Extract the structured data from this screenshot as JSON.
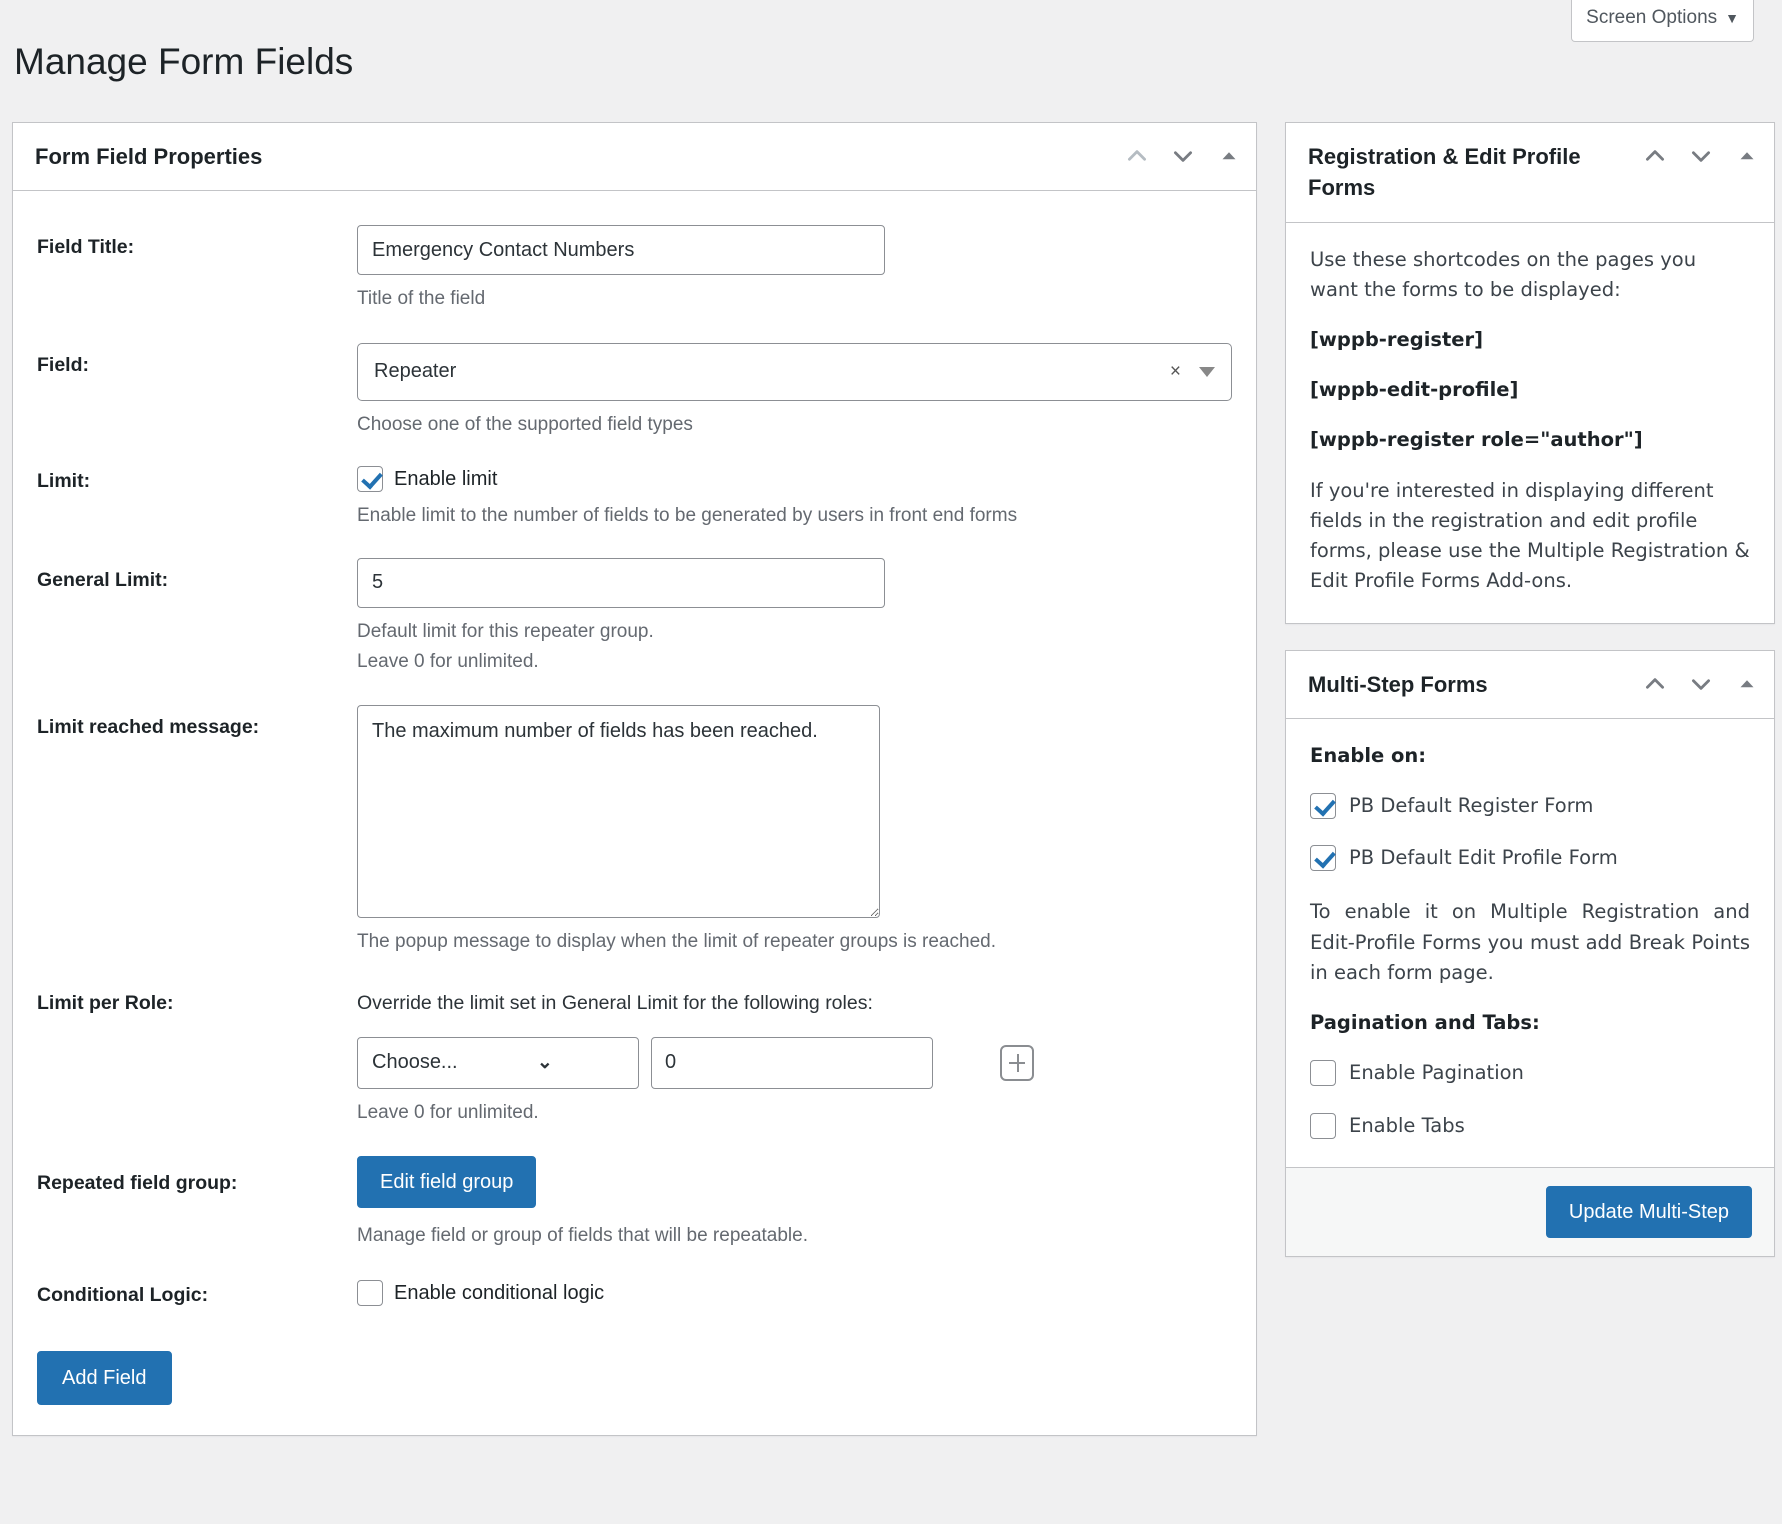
{
  "screen_options": {
    "label": "Screen Options",
    "caret": "chevron-down"
  },
  "page": {
    "title": "Manage Form Fields"
  },
  "main_panel": {
    "title": "Form Field Properties",
    "actions": {
      "move_up": "chevron-up-icon",
      "move_down": "chevron-down-icon",
      "toggle": "toggle-triangle-icon"
    },
    "rows": {
      "field_title": {
        "label": "Field Title:",
        "value": "Emergency Contact Numbers",
        "placeholder": "",
        "description": "Title of the field"
      },
      "field_type": {
        "label": "Field:",
        "value": "Repeater",
        "clear": "×",
        "description": "Choose one of the supported field types"
      },
      "limit": {
        "label": "Limit:",
        "checkbox_label": "Enable limit",
        "checked": true,
        "description": "Enable limit to the number of fields to be generated by users in front end forms"
      },
      "general_limit": {
        "label": "General Limit:",
        "value": "5",
        "description_line1": "Default limit for this repeater group.",
        "description_line2": "Leave 0 for unlimited."
      },
      "limit_reached_message": {
        "label": "Limit reached message:",
        "value": "The maximum number of fields has been reached.",
        "description": "The popup message to display when the limit of repeater groups is reached."
      },
      "limit_per_role": {
        "label": "Limit per Role:",
        "intro": "Override the limit set in General Limit for the following roles:",
        "role_select_value": "Choose...",
        "role_limit_value": "0",
        "add_button": "plus-icon",
        "description": "Leave 0 for unlimited."
      },
      "repeated_field_group": {
        "label": "Repeated field group:",
        "button": "Edit field group",
        "description": "Manage field or group of fields that will be repeatable."
      },
      "conditional_logic": {
        "label": "Conditional Logic:",
        "checkbox_label": "Enable conditional logic",
        "checked": false
      }
    },
    "add_field_button": "Add Field"
  },
  "sidebar": {
    "registration_panel": {
      "title": "Registration & Edit Profile Forms",
      "intro": "Use these shortcodes on the pages you want the forms to be displayed:",
      "shortcodes": [
        "[wppb-register]",
        "[wppb-edit-profile]",
        "[wppb-register role=\"author\"]"
      ],
      "note": "If you're interested in displaying different fields in the registration and edit profile forms, please use the Multiple Registration & Edit Profile Forms Add-ons."
    },
    "multistep_panel": {
      "title": "Multi-Step Forms",
      "enable_on_label": "Enable on:",
      "options": [
        {
          "label": "PB Default Register Form",
          "checked": true
        },
        {
          "label": "PB Default Edit Profile Form",
          "checked": true
        }
      ],
      "note": "To enable it on Multiple Registration and Edit-Profile Forms you must add Break Points in each form page.",
      "pagination_label": "Pagination and Tabs:",
      "pagination_options": [
        {
          "label": "Enable Pagination",
          "checked": false
        },
        {
          "label": "Enable Tabs",
          "checked": false
        }
      ],
      "update_button": "Update Multi-Step"
    }
  },
  "colors": {
    "primary": "#2271b1",
    "page_bg": "#f0f0f1",
    "border": "#c3c4c7",
    "text": "#1d2327",
    "muted": "#646970"
  }
}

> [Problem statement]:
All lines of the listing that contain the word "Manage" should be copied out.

> [The completed task]:
    "title": "Manage Form Fields"
        "description": "Manage field or group of fields that will be repeatable."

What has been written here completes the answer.